▶ TASK DESCRIPTION
Print each record below character for character.

Data records for software interfaces
**********

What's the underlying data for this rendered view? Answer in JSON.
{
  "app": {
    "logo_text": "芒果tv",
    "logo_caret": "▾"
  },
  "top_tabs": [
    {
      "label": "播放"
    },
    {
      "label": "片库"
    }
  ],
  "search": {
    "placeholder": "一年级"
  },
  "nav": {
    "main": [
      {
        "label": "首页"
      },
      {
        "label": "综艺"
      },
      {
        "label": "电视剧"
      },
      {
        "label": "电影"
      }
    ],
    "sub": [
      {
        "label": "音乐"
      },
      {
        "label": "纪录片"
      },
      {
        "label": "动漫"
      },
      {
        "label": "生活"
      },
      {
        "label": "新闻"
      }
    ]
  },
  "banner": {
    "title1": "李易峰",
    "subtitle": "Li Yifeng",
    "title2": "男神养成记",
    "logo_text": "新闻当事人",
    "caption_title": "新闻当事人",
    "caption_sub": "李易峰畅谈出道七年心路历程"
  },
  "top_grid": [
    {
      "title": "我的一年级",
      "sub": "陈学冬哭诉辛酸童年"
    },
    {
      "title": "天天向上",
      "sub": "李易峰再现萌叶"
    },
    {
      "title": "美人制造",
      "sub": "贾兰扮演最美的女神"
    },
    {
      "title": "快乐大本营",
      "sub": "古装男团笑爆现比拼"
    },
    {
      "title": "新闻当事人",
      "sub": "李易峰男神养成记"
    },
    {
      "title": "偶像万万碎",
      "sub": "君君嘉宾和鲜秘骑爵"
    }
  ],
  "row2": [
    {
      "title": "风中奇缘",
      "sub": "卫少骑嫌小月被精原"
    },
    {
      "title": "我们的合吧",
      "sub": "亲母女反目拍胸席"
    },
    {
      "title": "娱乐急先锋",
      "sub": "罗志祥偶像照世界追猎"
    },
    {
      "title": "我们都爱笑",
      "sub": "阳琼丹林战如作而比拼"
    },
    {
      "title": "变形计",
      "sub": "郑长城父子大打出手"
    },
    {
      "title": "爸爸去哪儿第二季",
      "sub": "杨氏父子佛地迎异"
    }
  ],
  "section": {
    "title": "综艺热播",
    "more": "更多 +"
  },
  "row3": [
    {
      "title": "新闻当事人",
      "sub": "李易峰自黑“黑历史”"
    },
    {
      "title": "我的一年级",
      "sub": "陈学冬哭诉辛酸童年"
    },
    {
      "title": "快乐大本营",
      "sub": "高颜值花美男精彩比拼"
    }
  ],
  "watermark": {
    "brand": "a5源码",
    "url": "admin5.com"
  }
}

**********

▶ SOLUTION BELOW
What's the underlying data for this rendered view? Answer in JSON.
{
  "app": {
    "logo_text": "芒果tv",
    "logo_caret": "▾"
  },
  "top_tabs": [
    {
      "label": "播放"
    },
    {
      "label": "片库"
    }
  ],
  "search": {
    "placeholder": "一年级"
  },
  "nav": {
    "main": [
      {
        "label": "首页"
      },
      {
        "label": "综艺"
      },
      {
        "label": "电视剧"
      },
      {
        "label": "电影"
      }
    ],
    "sub": [
      {
        "label": "音乐"
      },
      {
        "label": "纪录片"
      },
      {
        "label": "动漫"
      },
      {
        "label": "生活"
      },
      {
        "label": "新闻"
      }
    ]
  },
  "banner": {
    "title1": "李易峰",
    "subtitle": "Li Yifeng",
    "title2": "男神养成记",
    "logo_text": "新闻当事人",
    "caption_title": "新闻当事人",
    "caption_sub": "李易峰畅谈出道七年心路历程"
  },
  "top_grid": [
    {
      "title": "我的一年级",
      "sub": "陈学冬哭诉辛酸童年"
    },
    {
      "title": "天天向上",
      "sub": "李易峰再现萌叶"
    },
    {
      "title": "美人制造",
      "sub": "贾兰扮演最美的女神"
    },
    {
      "title": "快乐大本营",
      "sub": "古装男团笑爆现比拼"
    },
    {
      "title": "新闻当事人",
      "sub": "李易峰男神养成记"
    },
    {
      "title": "偶像万万碎",
      "sub": "君君嘉宾和鲜秘骑爵"
    }
  ],
  "row2": [
    {
      "title": "风中奇缘",
      "sub": "卫少骑嫌小月被精原"
    },
    {
      "title": "我们的合吧",
      "sub": "亲母女反目拍胸席"
    },
    {
      "title": "娱乐急先锋",
      "sub": "罗志祥偶像照世界追猎"
    },
    {
      "title": "我们都爱笑",
      "sub": "阳琼丹林战如作而比拼"
    },
    {
      "title": "变形计",
      "sub": "郑长城父子大打出手"
    },
    {
      "title": "爸爸去哪儿第二季",
      "sub": "杨氏父子佛地迎异"
    }
  ],
  "section": {
    "title": "综艺热播",
    "more": "更多 +"
  },
  "row3": [
    {
      "title": "新闻当事人",
      "sub": "李易峰自黑“黑历史”"
    },
    {
      "title": "我的一年级",
      "sub": "陈学冬哭诉辛酸童年"
    },
    {
      "title": "快乐大本营",
      "sub": "高颜值花美男精彩比拼"
    }
  ],
  "watermark": {
    "brand": "a5源码",
    "url": "admin5.com"
  }
}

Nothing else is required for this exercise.